Turkey’s flag carrier ready for vaccine delivery race
Experts calculate that the availability of the COVID-19 vaccine, as well as its global distribution and logistics, will be a challenging process, with 15,000 flights and 15 million cooler boxes needed to transport every 10 billion doses.
Commenting on the issue, İlker Ayci, the chairman of Turkish Airlines, emphasized that the company would undertake an important task when the vaccines get ready for distribution.
“As the airline that flies to the most countries in the world with 127 destinations, we have the equipment to provide all the storage and transportation conditions that the vaccine will need in our operation centers in Istanbul,” he said on Nov. 26.
“As a recent example of this, we’ve transported vaccines from China to Brazil,” he added.
He also said Turkish Airlines took on an important responsibility to ensure that the global food, medicine and medical product chain was not disrupted during the pandemic.
“Our successful air cargo brand, Turkish Cargo, has created an international air bridge with its experience, qualifications and flight network.
“We also used our wide-body passenger planes on our cargo flights to meet the demand.”
Last month, Turkish Cargo added six new locations to its direct cargo transportation destination list, bringing the total number to 95.
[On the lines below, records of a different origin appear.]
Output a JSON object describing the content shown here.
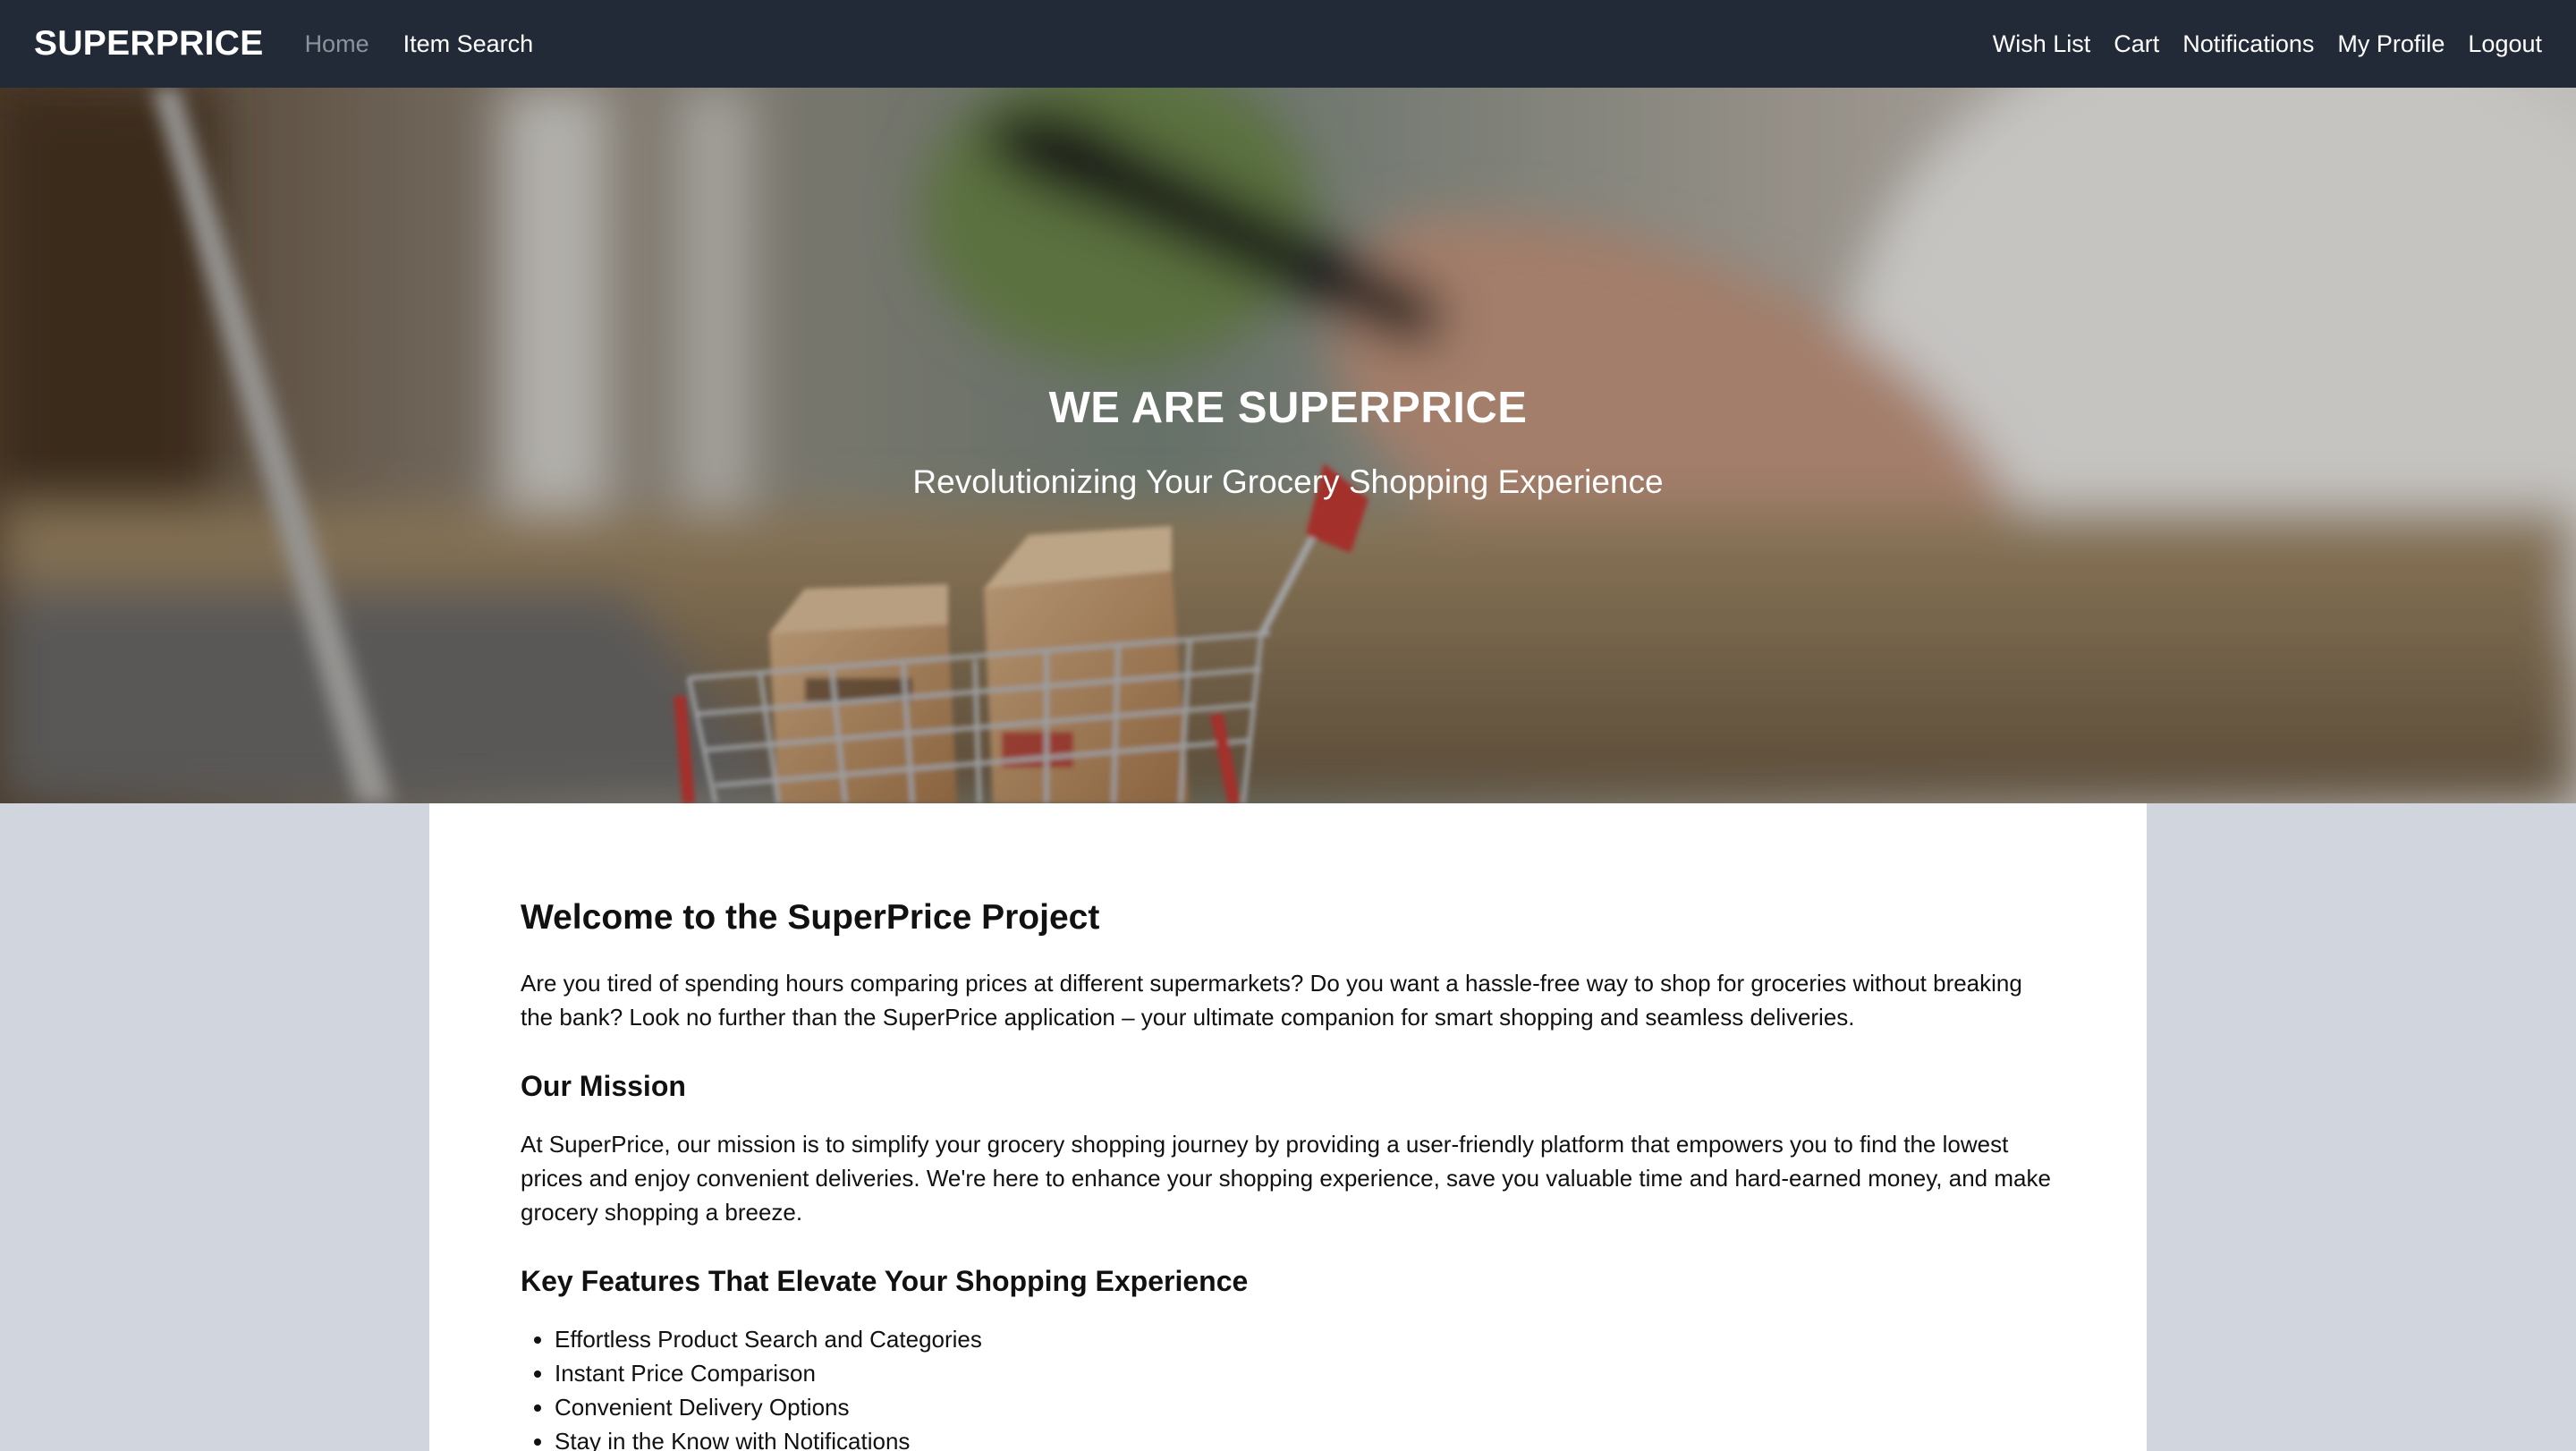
{
  "navbar": {
    "brand": "SUPERPRICE",
    "left_links": [
      "Home",
      "Item Search"
    ],
    "right_links": [
      "Wish List",
      "Cart",
      "Notifications",
      "My Profile",
      "Logout"
    ],
    "background_color": "#222a37"
  },
  "hero": {
    "title": "WE ARE SUPERPRICE",
    "subtitle": "Revolutionizing Your Grocery Shopping Experience",
    "image_subject": "shopping-cart-with-boxes-and-phone-photo"
  },
  "main": {
    "heading": "Welcome to the SuperPrice Project",
    "intro": "Are you tired of spending hours comparing prices at different supermarkets? Do you want a hassle-free way to shop for groceries without breaking the bank? Look no further than the SuperPrice application – your ultimate companion for smart shopping and seamless deliveries.",
    "mission_heading": "Our Mission",
    "mission_text": "At SuperPrice, our mission is to simplify your grocery shopping journey by providing a user-friendly platform that empowers you to find the lowest prices and enjoy convenient deliveries. We're here to enhance your shopping experience, save you valuable time and hard-earned money, and make grocery shopping a breeze.",
    "features_heading": "Key Features That Elevate Your Shopping Experience",
    "features": [
      "Effortless Product Search and Categories",
      "Instant Price Comparison",
      "Convenient Delivery Options",
      "Stay in the Know with Notifications"
    ]
  },
  "colors": {
    "page_background": "#d1d5de",
    "card_background": "#ffffff",
    "muted_link": "#8d939c"
  }
}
It has added London, Bucharest, Bangkok, Singapore, Beirut and Lahore to its growing list of destinations. With the newly added destinations, Turkish Cargo now has 31 direct flights to Europe, 22 to the Middle East and 16 to the Far East.
Turkish Cargo has become the fastest-growing player in the business, according to research conducted in September by the global management consultancy firm Kearney.
The report revealed that Turkish Cargo grew by 67 percent in the first half of 2020 and carried one out of every 20 air cargo flights around the world, increasing its global market share from 3.9 percent to 5.4 percent.
Turkish Cargo currently owns a fleet of 361 aircraft and has the world’s largest network.
Vaccine to boost recovery
Distribution of the vaccine will be very challenging, especially for vaccines that require extreme cold-temperature storage, according to Amesh Adalja, a senior scholar from the Johns Hopkins Center for Health Security.
This will be the largest and most complex logistics campaign of all time and, at the same time for the airlines, the “signal of a turning point that our industry has been waiting for so long,” said Lufthansa CEO and the International Air Transport Association (IATA) chairman Carsten Spohr.
Like other airlines, Lufthansa has started to remove seats from passenger aircraft to be able to carry more of the valuable cargo, he noted.
He also said the airlines had not expected the vaccination to start until the middle of next year. “Now, it might be in December,” said Spohr.
According to the latest report by IATA, vaccines and test transportation are expected to support global travel at 50 percent of the 2019 levels next year, with significant gains later in the year.
The industry is predicted to suffer net losses of $118 billion this year, cutting these losses to $38 billion in 2021.
The industry’s financial performance is expected to recover first in the Asia-Pacific region followed by airlines in the developed markets.